Cooxupe produced 10.2 million bags of 60 kilograms (132 pounds) in 2010-11, the previous season of high yields. Output in 2011-12 slumped to 7.3 million bags as the country’s arabica trees entered the low-yielding half of a two-year cycle. Arabica coffee is used in specialty drinks such as those made by Starbucks Corp. and are grown mainly in Latin America.
“Our preliminary evaluation points to a production about 15 percent smaller than in 2010,” Dias said today by phone from Guaxupe, Brazil. “We had a very dry year, an extremely dry winter. From May to October we didn’t get rains and this has never been good for coffee crops.”
Cooxupe has 12,000 growers and is the world’s largest private coffee cooperative, according to its website. The cooperative was Brazil’s biggest exporter in 2010, shipping 1.8 million bags of coffee, it said.
“As a producer, I already see a significantly weaker harvest for next year,” Dias said.
Cooxupe will publish its first official estimates for the cooperative’s next crop in December.
--Editors: John Deane, Nicholas Larkin
To contact the reporter on this story: Isis Almeida in London at Ialmeida3@bloomberg.net
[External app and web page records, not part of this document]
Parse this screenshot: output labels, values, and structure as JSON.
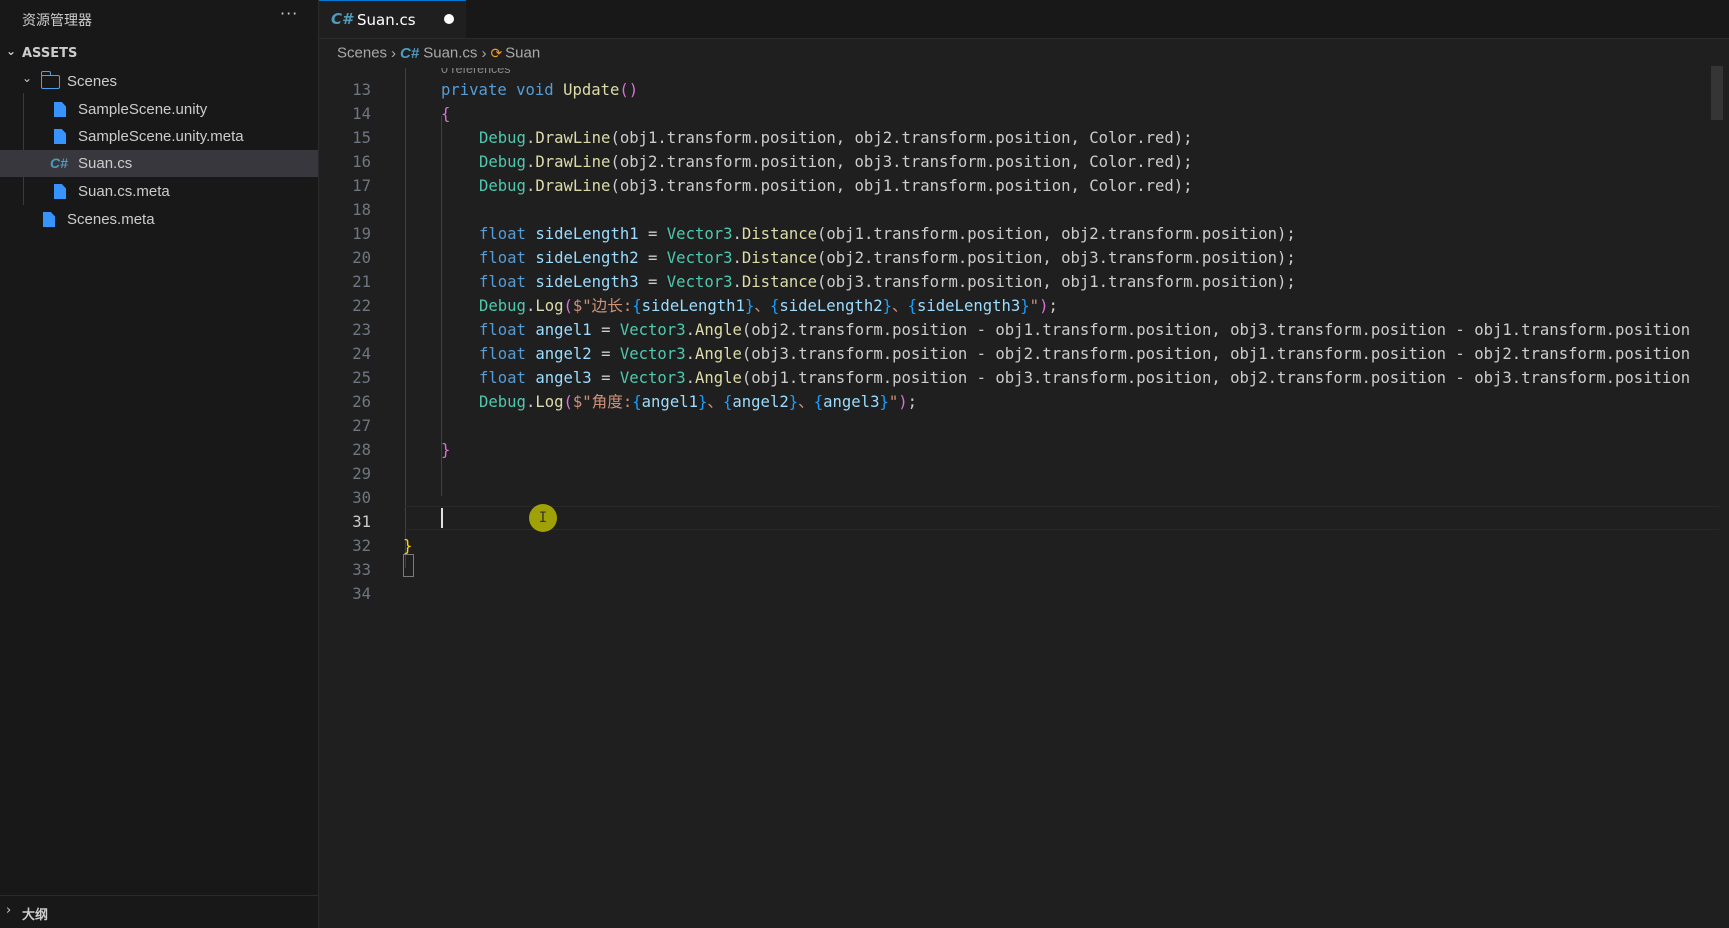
{
  "explorer": {
    "title": "资源管理器",
    "more": "···",
    "section": "ASSETS",
    "items": [
      {
        "label": "Scenes",
        "type": "folder"
      },
      {
        "label": "SampleScene.unity",
        "type": "file"
      },
      {
        "label": "SampleScene.unity.meta",
        "type": "file"
      },
      {
        "label": "Suan.cs",
        "type": "csharp",
        "selected": true
      },
      {
        "label": "Suan.cs.meta",
        "type": "file"
      },
      {
        "label": "Scenes.meta",
        "type": "file"
      }
    ],
    "outline": "大纲"
  },
  "tab": {
    "icon": "C#",
    "label": "Suan.cs",
    "dirty": true
  },
  "breadcrumb": {
    "folder": "Scenes",
    "file_icon": "C#",
    "file": "Suan.cs",
    "symbol": "Suan"
  },
  "editor": {
    "codelens": "0 references",
    "active_line": 31,
    "lines": [
      13,
      14,
      15,
      16,
      17,
      18,
      19,
      20,
      21,
      22,
      23,
      24,
      25,
      26,
      27,
      28,
      29,
      30,
      31,
      32,
      33,
      34
    ],
    "code": {
      "l13_kw": "private void ",
      "l13_fn": "Update",
      "l13_p": "()",
      "l14": "{",
      "l15_a": "Debug",
      "l15_b": ".",
      "l15_c": "DrawLine",
      "l15_d": "(obj1.transform.position, obj2.transform.position, Color.red);",
      "l16_d": "(obj2.transform.position, obj3.transform.position, Color.red);",
      "l17_d": "(obj3.transform.position, obj1.transform.position, Color.red);",
      "l19_v": "sideLength1",
      "l19_r": "(obj1.transform.position, obj2.transform.position);",
      "l20_v": "sideLength2",
      "l20_r": "(obj2.transform.position, obj3.transform.position);",
      "l21_v": "sideLength3",
      "l21_r": "(obj3.transform.position, obj1.transform.position);",
      "float": "float",
      "vec": "Vector3",
      "distance": "Distance",
      "angle": "Angle",
      "eq": " = ",
      "debug": "Debug",
      "log": "Log",
      "drawline": "DrawLine",
      "l22_s1": "$\"边长:",
      "l22_i1": "sideLength1",
      "l22_s2": "、",
      "l22_i2": "sideLength2",
      "l22_s3": "、",
      "l22_i3": "sideLength3",
      "l22_end": "\"",
      "l24_v": "angel1",
      "l24_r": "(obj2.transform.position - obj1.transform.position, obj3.transform.position - obj1.transform.position",
      "l25_v": "angel2",
      "l25_r": "(obj3.transform.position - obj2.transform.position, obj1.transform.position - obj2.transform.position",
      "l26_v": "angel3",
      "l26_r": "(obj1.transform.position - obj3.transform.position, obj2.transform.position - obj3.transform.position",
      "l27_s1": "$\"角度:",
      "l27_i1": "angel1",
      "l27_s2": "、",
      "l27_i2": "angel2",
      "l27_s3": "、",
      "l27_i3": "angel3",
      "l27_end": "\"",
      "l29": "}",
      "l33": "}"
    }
  },
  "cursor_glyph": "I"
}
To contact the editor responsible for this story: Claudia Carpenter at Ccarpenter2@bloomberg.net.